Extracted data:
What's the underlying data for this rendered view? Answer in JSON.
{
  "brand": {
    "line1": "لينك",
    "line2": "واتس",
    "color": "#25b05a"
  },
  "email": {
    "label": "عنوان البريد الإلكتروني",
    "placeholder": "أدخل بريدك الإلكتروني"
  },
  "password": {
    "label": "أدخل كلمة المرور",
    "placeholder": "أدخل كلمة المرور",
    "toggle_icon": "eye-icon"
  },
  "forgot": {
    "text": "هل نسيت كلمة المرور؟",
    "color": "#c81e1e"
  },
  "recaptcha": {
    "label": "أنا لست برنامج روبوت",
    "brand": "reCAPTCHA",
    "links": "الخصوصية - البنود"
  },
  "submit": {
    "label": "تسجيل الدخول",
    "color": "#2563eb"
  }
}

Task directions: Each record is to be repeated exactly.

Your response:
What's the underlying data for this rendered view? Answer in JSON.
{
  "brand": {
    "line1": "لينك",
    "line2": "واتس",
    "color": "#25b05a"
  },
  "email": {
    "label": "عنوان البريد الإلكتروني",
    "placeholder": "أدخل بريدك الإلكتروني"
  },
  "password": {
    "label": "أدخل كلمة المرور",
    "placeholder": "أدخل كلمة المرور",
    "toggle_icon": "eye-icon"
  },
  "forgot": {
    "text": "هل نسيت كلمة المرور؟",
    "color": "#c81e1e"
  },
  "recaptcha": {
    "label": "أنا لست برنامج روبوت",
    "brand": "reCAPTCHA",
    "links": "الخصوصية - البنود"
  },
  "submit": {
    "label": "تسجيل الدخول",
    "color": "#2563eb"
  }
}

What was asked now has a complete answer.